Your assignment →
Copy all the records exactly; the complete set is the expected result.

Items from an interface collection

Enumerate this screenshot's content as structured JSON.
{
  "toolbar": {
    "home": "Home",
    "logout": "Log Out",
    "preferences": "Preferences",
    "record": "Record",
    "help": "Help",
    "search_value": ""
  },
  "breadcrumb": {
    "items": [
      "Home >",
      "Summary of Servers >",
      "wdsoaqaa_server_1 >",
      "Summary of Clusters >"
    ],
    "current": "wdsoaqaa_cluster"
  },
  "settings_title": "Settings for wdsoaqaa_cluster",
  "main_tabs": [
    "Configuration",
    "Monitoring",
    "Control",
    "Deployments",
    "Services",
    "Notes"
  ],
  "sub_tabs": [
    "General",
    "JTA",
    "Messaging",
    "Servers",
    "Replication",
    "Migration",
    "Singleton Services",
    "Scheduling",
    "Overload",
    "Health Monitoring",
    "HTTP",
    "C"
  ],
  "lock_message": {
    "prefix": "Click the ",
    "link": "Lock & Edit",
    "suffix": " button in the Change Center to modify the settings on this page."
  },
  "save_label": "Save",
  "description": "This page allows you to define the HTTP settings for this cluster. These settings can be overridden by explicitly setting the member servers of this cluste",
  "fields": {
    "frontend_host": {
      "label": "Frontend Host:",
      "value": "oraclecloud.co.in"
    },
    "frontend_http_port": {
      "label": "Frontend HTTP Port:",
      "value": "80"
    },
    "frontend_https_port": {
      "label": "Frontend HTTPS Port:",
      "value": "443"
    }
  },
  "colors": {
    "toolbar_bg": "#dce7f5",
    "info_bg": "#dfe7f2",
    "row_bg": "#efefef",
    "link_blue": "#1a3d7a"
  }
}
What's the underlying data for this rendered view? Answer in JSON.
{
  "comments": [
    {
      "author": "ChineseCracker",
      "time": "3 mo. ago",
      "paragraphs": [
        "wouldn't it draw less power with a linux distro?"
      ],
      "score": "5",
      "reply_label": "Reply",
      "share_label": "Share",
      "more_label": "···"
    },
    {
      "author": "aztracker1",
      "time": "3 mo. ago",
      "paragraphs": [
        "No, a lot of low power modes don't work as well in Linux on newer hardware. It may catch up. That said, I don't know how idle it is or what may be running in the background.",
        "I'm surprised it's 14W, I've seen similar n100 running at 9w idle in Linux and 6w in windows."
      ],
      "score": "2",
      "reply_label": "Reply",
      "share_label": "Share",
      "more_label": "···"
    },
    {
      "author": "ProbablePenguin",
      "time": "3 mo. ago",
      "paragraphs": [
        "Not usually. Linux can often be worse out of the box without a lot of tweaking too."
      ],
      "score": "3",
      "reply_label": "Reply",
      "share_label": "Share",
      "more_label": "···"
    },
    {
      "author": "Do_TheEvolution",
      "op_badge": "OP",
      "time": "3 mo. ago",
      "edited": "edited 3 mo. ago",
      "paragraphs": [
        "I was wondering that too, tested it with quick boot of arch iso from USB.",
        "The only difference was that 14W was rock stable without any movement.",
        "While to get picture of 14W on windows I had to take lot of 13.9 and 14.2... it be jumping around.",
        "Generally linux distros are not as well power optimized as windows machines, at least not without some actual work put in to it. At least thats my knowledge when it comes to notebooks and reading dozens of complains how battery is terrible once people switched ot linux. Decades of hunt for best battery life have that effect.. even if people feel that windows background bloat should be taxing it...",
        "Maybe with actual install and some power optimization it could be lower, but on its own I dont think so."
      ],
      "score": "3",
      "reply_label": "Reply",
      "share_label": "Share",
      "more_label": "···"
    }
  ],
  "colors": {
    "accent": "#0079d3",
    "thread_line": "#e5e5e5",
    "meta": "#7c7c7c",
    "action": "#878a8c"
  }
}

Finished task →
Enumerate this screenshot's content as structured JSON.
{
  "toolbar": {
    "home": "Home",
    "logout": "Log Out",
    "preferences": "Preferences",
    "record": "Record",
    "help": "Help",
    "search_value": ""
  },
  "breadcrumb": {
    "items": [
      "Home >",
      "Summary of Servers >",
      "wdsoaqaa_server_1 >",
      "Summary of Clusters >"
    ],
    "current": "wdsoaqaa_cluster"
  },
  "settings_title": "Settings for wdsoaqaa_cluster",
  "main_tabs": [
    "Configuration",
    "Monitoring",
    "Control",
    "Deployments",
    "Services",
    "Notes"
  ],
  "sub_tabs": [
    "General",
    "JTA",
    "Messaging",
    "Servers",
    "Replication",
    "Migration",
    "Singleton Services",
    "Scheduling",
    "Overload",
    "Health Monitoring",
    "HTTP",
    "C"
  ],
  "lock_message": {
    "prefix": "Click the ",
    "link": "Lock & Edit",
    "suffix": " button in the Change Center to modify the settings on this page."
  },
  "save_label": "Save",
  "description": "This page allows you to define the HTTP settings for this cluster. These settings can be overridden by explicitly setting the member servers of this cluste",
  "fields": {
    "frontend_host": {
      "label": "Frontend Host:",
      "value": "oraclecloud.co.in"
    },
    "frontend_http_port": {
      "label": "Frontend HTTP Port:",
      "value": "80"
    },
    "frontend_https_port": {
      "label": "Frontend HTTPS Port:",
      "value": "443"
    }
  },
  "colors": {
    "toolbar_bg": "#dce7f5",
    "info_bg": "#dfe7f2",
    "row_bg": "#efefef",
    "link_blue": "#1a3d7a"
  }
}
What's the underlying data for this rendered view? Answer in JSON.
{
  "comments": [
    {
      "author": "ChineseCracker",
      "time": "3 mo. ago",
      "paragraphs": [
        "wouldn't it draw less power with a linux distro?"
      ],
      "score": "5",
      "reply_label": "Reply",
      "share_label": "Share",
      "more_label": "···"
    },
    {
      "author": "aztracker1",
      "time": "3 mo. ago",
      "paragraphs": [
        "No, a lot of low power modes don't work as well in Linux on newer hardware. It may catch up. That said, I don't know how idle it is or what may be running in the background.",
        "I'm surprised it's 14W, I've seen similar n100 running at 9w idle in Linux and 6w in windows."
      ],
      "score": "2",
      "reply_label": "Reply",
      "share_label": "Share",
      "more_label": "···"
    },
    {
      "author": "ProbablePenguin",
      "time": "3 mo. ago",
      "paragraphs": [
        "Not usually. Linux can often be worse out of the box without a lot of tweaking too."
      ],
      "score": "3",
      "reply_label": "Reply",
      "share_label": "Share",
      "more_label": "···"
    },
    {
      "author": "Do_TheEvolution",
      "op_badge": "OP",
      "time": "3 mo. ago",
      "edited": "edited 3 mo. ago",
      "paragraphs": [
        "I was wondering that too, tested it with quick boot of arch iso from USB.",
        "The only difference was that 14W was rock stable without any movement.",
        "While to get picture of 14W on windows I had to take lot of 13.9 and 14.2... it be jumping around.",
        "Generally linux distros are not as well power optimized as windows machines, at least not without some actual work put in to it. At least thats my knowledge when it comes to notebooks and reading dozens of complains how battery is terrible once people switched ot linux. Decades of hunt for best battery life have that effect.. even if people feel that windows background bloat should be taxing it...",
        "Maybe with actual install and some power optimization it could be lower, but on its own I dont think so."
      ],
      "score": "3",
      "reply_label": "Reply",
      "share_label": "Share",
      "more_label": "···"
    }
  ],
  "colors": {
    "accent": "#0079d3",
    "thread_line": "#e5e5e5",
    "meta": "#7c7c7c",
    "action": "#878a8c"
  }
}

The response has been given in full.